■ **Task statement**:
Narrow the data below down to the lines containing "Обозреватель".

======== Source data ========

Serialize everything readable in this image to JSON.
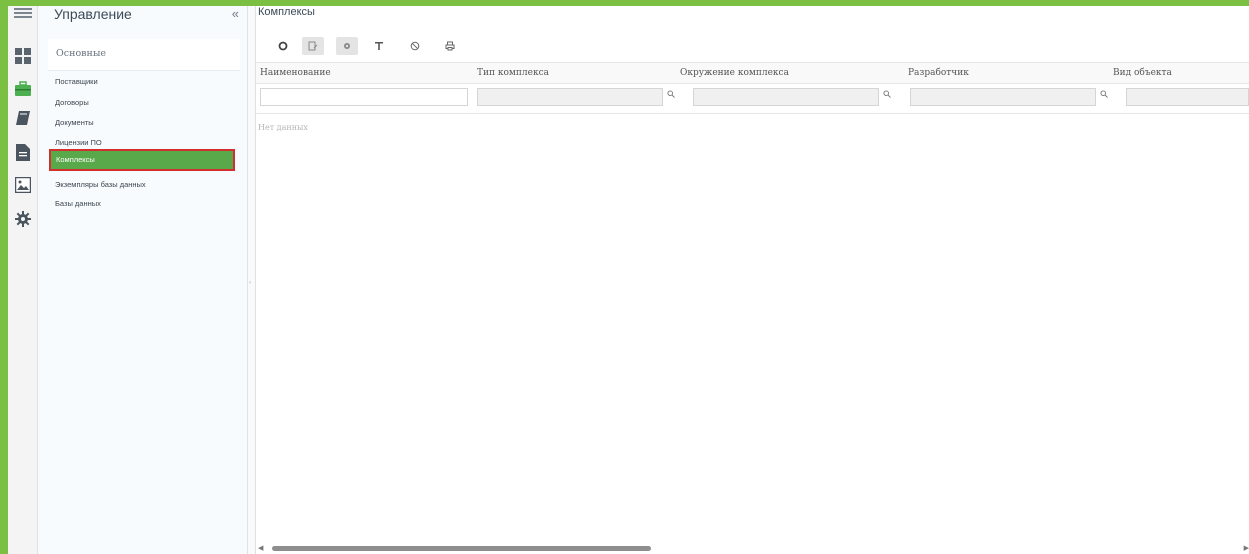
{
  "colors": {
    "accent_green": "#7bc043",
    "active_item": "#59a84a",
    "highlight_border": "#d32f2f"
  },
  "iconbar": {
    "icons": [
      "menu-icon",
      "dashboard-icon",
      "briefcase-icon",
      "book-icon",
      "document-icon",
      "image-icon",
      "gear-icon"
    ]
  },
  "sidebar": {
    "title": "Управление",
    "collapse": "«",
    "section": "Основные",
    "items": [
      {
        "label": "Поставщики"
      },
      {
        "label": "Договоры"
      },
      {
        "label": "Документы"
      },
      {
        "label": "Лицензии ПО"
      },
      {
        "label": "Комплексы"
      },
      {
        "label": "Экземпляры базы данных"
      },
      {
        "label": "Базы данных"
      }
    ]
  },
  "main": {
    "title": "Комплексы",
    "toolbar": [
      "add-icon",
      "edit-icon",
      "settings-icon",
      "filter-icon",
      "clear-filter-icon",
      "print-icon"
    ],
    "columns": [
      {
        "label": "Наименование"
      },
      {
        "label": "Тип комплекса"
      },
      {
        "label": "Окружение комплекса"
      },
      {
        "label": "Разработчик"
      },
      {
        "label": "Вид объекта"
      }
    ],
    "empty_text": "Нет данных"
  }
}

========
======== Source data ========

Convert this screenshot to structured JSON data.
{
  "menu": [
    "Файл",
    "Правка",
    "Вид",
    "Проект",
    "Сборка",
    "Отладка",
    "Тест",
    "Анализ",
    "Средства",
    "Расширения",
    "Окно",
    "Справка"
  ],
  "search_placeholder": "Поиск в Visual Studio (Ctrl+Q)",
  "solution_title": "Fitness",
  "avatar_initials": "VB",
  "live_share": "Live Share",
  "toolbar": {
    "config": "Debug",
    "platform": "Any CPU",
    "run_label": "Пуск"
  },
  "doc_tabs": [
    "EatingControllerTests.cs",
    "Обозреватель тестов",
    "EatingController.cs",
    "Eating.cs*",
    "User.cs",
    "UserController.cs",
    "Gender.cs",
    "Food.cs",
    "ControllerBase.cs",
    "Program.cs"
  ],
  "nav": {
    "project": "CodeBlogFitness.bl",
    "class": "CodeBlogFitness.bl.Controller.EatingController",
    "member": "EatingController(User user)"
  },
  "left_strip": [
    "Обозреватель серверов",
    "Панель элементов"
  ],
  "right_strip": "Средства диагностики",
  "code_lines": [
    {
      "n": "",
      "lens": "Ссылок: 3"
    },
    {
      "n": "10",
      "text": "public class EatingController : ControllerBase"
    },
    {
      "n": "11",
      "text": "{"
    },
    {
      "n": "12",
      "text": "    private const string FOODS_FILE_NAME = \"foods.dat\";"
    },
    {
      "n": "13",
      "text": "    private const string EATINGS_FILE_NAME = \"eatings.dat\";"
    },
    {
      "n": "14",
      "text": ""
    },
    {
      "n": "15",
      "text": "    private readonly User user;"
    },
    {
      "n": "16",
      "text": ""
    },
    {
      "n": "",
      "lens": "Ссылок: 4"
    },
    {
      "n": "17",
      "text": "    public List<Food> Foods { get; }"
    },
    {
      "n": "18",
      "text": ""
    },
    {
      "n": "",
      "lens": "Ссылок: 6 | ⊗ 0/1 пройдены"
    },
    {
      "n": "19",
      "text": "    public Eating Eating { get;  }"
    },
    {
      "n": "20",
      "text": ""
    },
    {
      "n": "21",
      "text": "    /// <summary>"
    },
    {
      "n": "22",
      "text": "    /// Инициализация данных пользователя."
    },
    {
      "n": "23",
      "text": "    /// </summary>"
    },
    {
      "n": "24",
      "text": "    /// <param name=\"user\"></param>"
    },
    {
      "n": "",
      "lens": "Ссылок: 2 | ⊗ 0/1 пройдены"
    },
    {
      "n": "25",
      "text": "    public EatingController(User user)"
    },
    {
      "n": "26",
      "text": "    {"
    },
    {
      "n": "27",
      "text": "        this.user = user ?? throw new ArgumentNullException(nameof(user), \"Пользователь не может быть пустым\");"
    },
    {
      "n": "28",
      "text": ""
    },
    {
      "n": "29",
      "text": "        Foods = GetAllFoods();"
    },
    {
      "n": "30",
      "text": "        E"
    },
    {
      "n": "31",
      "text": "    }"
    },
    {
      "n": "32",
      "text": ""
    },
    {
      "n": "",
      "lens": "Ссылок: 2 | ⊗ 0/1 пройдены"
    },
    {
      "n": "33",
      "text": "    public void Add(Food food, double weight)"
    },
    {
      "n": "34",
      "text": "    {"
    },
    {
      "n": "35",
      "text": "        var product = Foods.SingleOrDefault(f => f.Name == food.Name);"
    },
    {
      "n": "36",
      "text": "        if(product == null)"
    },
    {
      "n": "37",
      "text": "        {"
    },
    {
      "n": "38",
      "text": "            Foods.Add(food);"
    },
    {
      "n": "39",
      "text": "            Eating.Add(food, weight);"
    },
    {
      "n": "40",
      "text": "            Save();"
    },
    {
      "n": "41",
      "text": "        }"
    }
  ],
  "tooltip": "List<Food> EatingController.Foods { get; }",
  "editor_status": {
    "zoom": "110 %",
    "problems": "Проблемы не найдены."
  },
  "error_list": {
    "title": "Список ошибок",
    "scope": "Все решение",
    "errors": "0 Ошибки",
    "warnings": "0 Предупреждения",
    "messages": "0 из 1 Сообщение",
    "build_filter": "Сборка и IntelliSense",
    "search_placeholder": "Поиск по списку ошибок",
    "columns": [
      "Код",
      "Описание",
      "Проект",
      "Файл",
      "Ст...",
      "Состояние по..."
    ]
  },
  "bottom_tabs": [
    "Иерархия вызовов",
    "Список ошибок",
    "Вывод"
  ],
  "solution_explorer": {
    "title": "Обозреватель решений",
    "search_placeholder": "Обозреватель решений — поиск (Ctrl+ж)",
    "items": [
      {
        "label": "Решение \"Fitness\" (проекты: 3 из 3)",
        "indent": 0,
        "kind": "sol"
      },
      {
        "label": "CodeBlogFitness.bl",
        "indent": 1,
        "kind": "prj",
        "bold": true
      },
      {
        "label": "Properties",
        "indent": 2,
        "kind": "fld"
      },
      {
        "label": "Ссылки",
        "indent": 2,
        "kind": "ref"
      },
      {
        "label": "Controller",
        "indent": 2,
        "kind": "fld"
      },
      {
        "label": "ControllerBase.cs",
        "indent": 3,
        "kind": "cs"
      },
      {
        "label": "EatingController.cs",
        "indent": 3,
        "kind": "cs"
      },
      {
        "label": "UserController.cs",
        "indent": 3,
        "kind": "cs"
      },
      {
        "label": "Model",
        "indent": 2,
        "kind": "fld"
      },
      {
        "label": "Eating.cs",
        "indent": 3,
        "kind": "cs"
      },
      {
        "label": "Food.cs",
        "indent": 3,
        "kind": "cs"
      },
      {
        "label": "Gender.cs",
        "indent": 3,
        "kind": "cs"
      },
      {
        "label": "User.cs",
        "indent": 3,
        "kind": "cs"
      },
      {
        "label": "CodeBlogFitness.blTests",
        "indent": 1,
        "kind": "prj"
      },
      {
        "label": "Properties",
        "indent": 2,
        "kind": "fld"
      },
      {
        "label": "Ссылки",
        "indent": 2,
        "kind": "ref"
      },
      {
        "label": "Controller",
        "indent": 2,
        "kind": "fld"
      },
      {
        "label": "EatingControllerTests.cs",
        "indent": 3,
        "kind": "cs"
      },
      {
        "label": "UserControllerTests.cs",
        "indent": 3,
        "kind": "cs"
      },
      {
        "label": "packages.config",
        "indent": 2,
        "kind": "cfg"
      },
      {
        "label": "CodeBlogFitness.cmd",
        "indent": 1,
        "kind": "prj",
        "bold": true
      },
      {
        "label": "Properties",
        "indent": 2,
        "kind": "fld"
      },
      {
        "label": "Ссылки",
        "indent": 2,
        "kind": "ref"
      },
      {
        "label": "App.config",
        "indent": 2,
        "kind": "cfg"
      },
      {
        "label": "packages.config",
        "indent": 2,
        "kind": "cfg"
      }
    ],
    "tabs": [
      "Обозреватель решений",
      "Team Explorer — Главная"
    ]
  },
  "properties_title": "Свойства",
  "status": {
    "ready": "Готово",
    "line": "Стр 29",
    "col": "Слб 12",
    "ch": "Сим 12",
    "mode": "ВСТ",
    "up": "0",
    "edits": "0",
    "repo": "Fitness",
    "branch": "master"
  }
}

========
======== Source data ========

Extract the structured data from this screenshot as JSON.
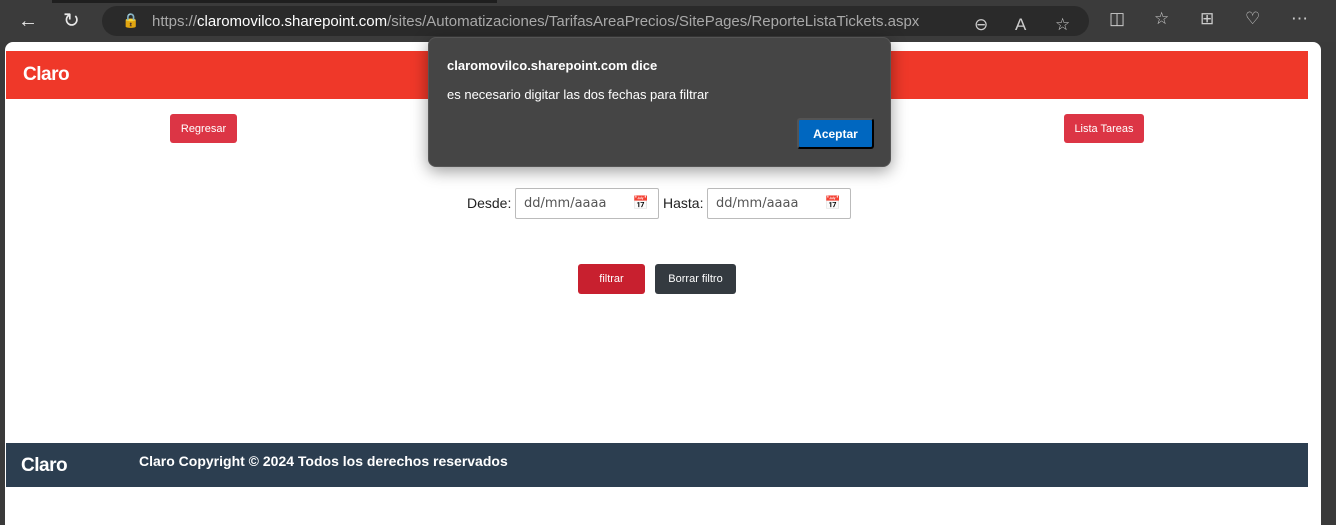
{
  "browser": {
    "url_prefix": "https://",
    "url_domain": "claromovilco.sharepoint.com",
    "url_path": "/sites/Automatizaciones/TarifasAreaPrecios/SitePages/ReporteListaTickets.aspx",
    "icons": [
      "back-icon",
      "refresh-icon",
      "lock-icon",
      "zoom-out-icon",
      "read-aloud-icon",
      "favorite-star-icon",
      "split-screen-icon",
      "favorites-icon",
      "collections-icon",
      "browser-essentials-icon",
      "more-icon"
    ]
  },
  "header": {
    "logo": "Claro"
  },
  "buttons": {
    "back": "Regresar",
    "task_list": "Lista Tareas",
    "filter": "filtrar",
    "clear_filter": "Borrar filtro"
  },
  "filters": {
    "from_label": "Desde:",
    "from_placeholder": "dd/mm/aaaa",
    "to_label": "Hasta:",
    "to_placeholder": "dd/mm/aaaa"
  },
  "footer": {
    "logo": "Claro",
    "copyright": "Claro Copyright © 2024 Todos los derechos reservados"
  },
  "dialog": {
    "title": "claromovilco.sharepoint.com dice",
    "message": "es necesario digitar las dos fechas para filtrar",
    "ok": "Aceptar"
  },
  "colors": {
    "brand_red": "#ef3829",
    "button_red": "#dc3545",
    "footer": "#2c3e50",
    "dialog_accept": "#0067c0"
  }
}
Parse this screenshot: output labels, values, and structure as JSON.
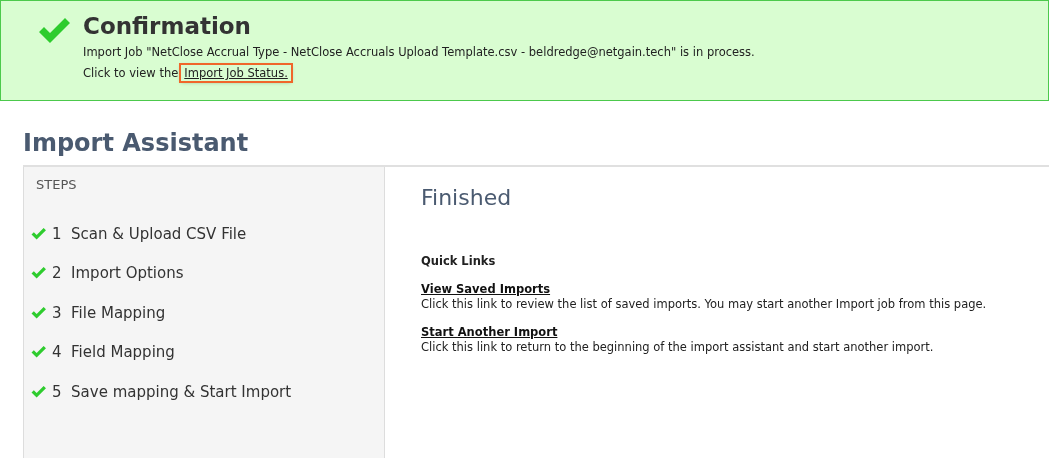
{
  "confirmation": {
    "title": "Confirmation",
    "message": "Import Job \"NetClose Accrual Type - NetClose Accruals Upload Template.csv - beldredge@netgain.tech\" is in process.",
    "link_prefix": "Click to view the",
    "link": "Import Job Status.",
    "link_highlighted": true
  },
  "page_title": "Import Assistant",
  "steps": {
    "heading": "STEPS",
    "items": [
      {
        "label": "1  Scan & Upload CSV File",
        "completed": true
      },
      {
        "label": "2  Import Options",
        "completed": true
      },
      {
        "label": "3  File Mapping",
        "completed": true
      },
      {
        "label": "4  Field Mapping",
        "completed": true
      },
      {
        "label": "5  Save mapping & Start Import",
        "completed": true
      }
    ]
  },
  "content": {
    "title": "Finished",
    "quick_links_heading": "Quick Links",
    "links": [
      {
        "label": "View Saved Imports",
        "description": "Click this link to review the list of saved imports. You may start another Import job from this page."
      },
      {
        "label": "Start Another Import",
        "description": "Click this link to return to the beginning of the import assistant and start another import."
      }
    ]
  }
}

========

■ **Written response**:
    "Обозреватель тестов",
    "Обозреватель серверов",
    "title": "Обозреватель решений",
    "search_placeholder": "Обозреватель решений — поиск (Ctrl+ж)",
      "Обозреватель решений",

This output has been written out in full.